One of the most disappointing things during the nomination of Sonia Sotomayor was those nine Republican senators who voted for her confirmation: Lamar Alexander (R.-Tenn.), Christopher Bond (R.-Mo.), Susan Collins (R.-Maine), Judd Gregg (R.-N.H.), Richard Lugar (R.-Ind.), Mel Martinez (R.-Fla.), Olympia Snowe (R.-Maine), George Voinovich (R.-Ohio), and Lindsey Graham (R-S.C.).
Though we hold every senator—Republican or Democrat—to the same standard, in recent years the GOP has taken the lead to stand against judicial activism and for the Constitution. The GOP platform calls for the President to nominate judges who will “respect the Constitution.” In a section titled, “Appointing Constitutionalist Judges for the Nation’s Courts,” the platform states:
“Judicial activism is a grave threat to the rule of law because unaccountable federal judges are usurping democracy, ignoring the Constitution and its separation of powers, and imposing their personal opinions upon the public. … Republicans will insist on the appointment of constitutionalist judges, men and women who will not distort our founding documents to deny the people’s right to self-government, sanction federal powers that violate our liberties, or inject foreign law into American jurisprudence.”
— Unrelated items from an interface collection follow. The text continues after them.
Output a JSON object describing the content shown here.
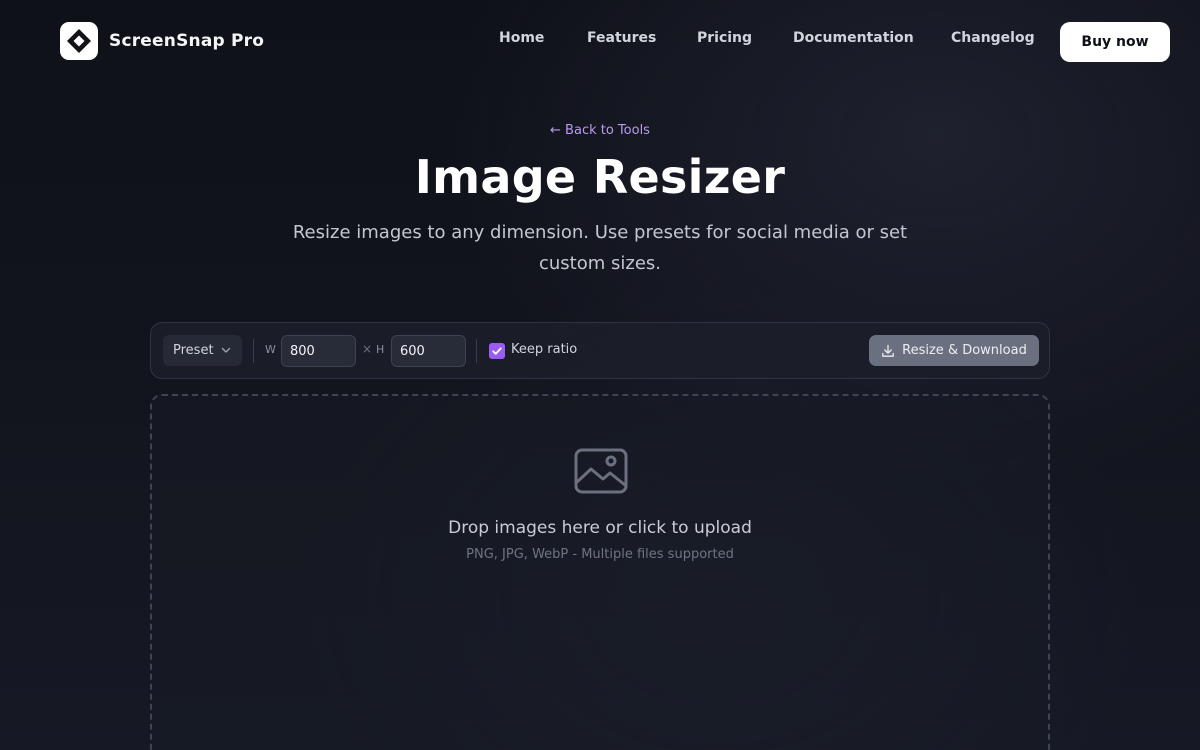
{
  "app": {
    "name": "ScreenSnap Pro",
    "logo_icon": "diamond-logo-icon"
  },
  "nav": {
    "links": [
      "Home",
      "Features",
      "Pricing",
      "Documentation",
      "Changelog"
    ],
    "buy_label": "Buy now"
  },
  "hero": {
    "back_link": "← Back to Tools",
    "title": "Image Resizer",
    "subtitle": "Resize images to any dimension. Use presets for social media or set custom sizes."
  },
  "toolbar": {
    "preset_label": "Preset",
    "width_label": "W",
    "width_value": "800",
    "times": "×",
    "height_label": "H",
    "height_value": "600",
    "keep_ratio_label": "Keep ratio",
    "keep_ratio_checked": true,
    "resize_button_label": "Resize & Download",
    "resize_button_icon": "download-icon"
  },
  "dropzone": {
    "icon": "image-icon",
    "title": "Drop images here or click to upload",
    "hint": "PNG, JPG, WebP - Multiple files supported"
  },
  "colors": {
    "accent": "#9b5cf6",
    "back_link": "#b79cf2",
    "background": "#12141d"
  }
}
“We oppose stealth nominations to the federal bench, and especially to the Supreme Court, whose lack of a clear and distinguished record leaves doubt about their respect for the Constitution or their intellectual fortitude. Nominees must have a record of fidelity to the U.S. Constitution and the rule of law.”
Sen. Jeff Sessions (R.-Ala.) has been perhaps the finest proponent of that philosophy in the Senate and a great hero for those who love and respect the Constitution.
Based on the Republican platform then, no Republican senator should have voted for Sonia Sotomayor last year. Though Justice Sotomayor said all the right things at the hearings, there can be no doubt that her record left doubts about her “fidelity to the Constitution.” Remember the “wise Latina comments” and her belief that “policy is made at the appellate level?”
Nevertheless, several Republican senators chose to ignore the constitutional standard and their duty to “advise and consent,” to continue to hide behind the tired old saying that “elections have consequences.”
Most disappointing of all was Sen. Graham, the only Republican on the Senate Judiciary Committee who voted for Sotomayor, who used the “elections have consequences” line to try to explain his illogical reasons for supporting her. Here is just a taste of Sen. Graham at the hearings:
“Your organization advocated taxpayer-funded abortion and said in a brief that to deny a poor black woman Medicaid funding for an abortion was equivalent to the Dred Scott case. Now, that’s a pretty extreme thing to say. …
“Your organization argued for the repeal of the death penalty because it was unfairly applied and discriminatory against minorities. …
“Your organization argued for quotas when it came to hiring. I just want my colleagues to understand that there can be no more liberal group, in my opinion, than the Puerto Rican Defense Legal Fund [sic] when it came to advocacy. …
“My point is, I’m not going to hold it against you.”
And he continued saying things like: “This is mostly about liberal and conservative politics more than it is anything else,” and, “Now, unless you have a complete meltdown, you’re going to get confirmed.”
There is no use for this type of rhetoric in evaluating a candidate for the Supreme Court. It is true that the President plays a major role on the nomination process, but so do senators. If elections have consequences, the people who voted for Republican senators want them to stand by their principles and fight for their beliefs.
The nomination of Elena Kagan presents a new opportunity for meaningful debate. Of the nine senators who voted for Sotomayor, four of them also voted for Kagan as solicitor general (Collins, Gregg, Lugar and Snowe). I hope this time they explore her record in light of their own party’s platform. If they do so, I believe the outcome might be different.
Sen. Graham actually did not vote on Kagan’s nomination for Solicitor General. So to rectify this, I guess, he released a statement this time saying he has been “generally pleased with her job performance as Solicitor General.”
Well, here we go again.